There are some fantastic game shows on TV right now but can they live up to some cult British classics?
3-2-1 was a big hit in the 1980’s and had a staggering 16.5m viewers waiting eagerly to see if the couple could work out the cryptic clues and win a car or go home with the booby prize, Dusty Bin.
Blankety Blank was a show that was so influential that anyone over a certain age can instantly start singing the tune. There are plans to revive this show as it hasn’t been on the air for well over a decade.
The Crystal Maze was a nineties cult favourite hosted by the brilliant Richard O’Brien. It was the most watched show on Channel 4 and saw teams enter 4 different zones to gain time to spend in the Crystal Dome at the end. The show’s 6m viewers would undoubtedly like to see this one return to the screen.
Crackerjack was a kid’s hit and Friday’s at 5pm were a special time as we welcomed in the weekend with all the noise and fun of this show.
It’s a Knock Out recreated Sport’s Day for grown ups and saw teams representing towns compete in games and general silliness whilst wearing daft costumes and falling over. If you are longing to recreate the fun and frenzy then take a look at this Tornado Sweeper Arm Game at http://www.gsrodeobulls.com/shop/tornado-sweeper-arm-game/

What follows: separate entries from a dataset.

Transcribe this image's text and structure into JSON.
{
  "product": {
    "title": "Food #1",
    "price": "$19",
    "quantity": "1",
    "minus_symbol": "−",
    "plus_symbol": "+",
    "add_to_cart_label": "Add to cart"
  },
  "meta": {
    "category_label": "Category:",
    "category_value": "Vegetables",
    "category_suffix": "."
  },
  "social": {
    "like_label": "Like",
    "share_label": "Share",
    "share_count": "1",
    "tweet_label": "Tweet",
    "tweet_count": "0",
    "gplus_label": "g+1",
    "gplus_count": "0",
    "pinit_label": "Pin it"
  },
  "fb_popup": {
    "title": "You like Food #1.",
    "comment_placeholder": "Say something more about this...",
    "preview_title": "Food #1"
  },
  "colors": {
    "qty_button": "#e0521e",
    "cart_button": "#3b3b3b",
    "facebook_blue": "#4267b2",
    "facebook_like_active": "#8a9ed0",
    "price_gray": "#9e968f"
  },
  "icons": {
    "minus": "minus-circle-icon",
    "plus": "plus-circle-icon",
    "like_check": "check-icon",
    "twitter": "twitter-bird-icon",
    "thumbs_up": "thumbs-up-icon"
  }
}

Bullseye was presented by Jim Bowen, a darts throwing quiz, that was hugely popular back in the 1980’s. ‘You can’t beat a bit of bully’ became a well known phrase. Saturday’s night just weren’t the same after Blind Date finished. This iconic show hosted by Cilla Black, was a huge hit featuring singles trying to find true love. The cheesy answers, the trips abroad and the success and horror stories all made this addictive viewing.
Currently there are some very entertaining game shows such as The Cube, Pointless, The Chase, Million Pound Drop, The National Lottery and Golden Balls. The prizes these days are certainly a lot more impressive than they were back in the eighties and nineties. However, there was something very special about games shows from the seventies, eighties and nineties. Before the digital era, Saturday nights were a time when family sat down together and these shows almost became a ritual of family life and part of the cultural fabric of Britain.
Many families still sit together to watch game shows on a regular basis but with many people checking mobile phones and tablets or working at home on PC’s, it’s too easy to disappear into a virtual world and not really spend time with the people in our home. TV just doesn’t seem to hold the same awe and excitement as it did back then due to so many alternative means of entertainment. Now TV has to battle with game consoles, tablets, phones, hundreds of cable channels and online film streaming.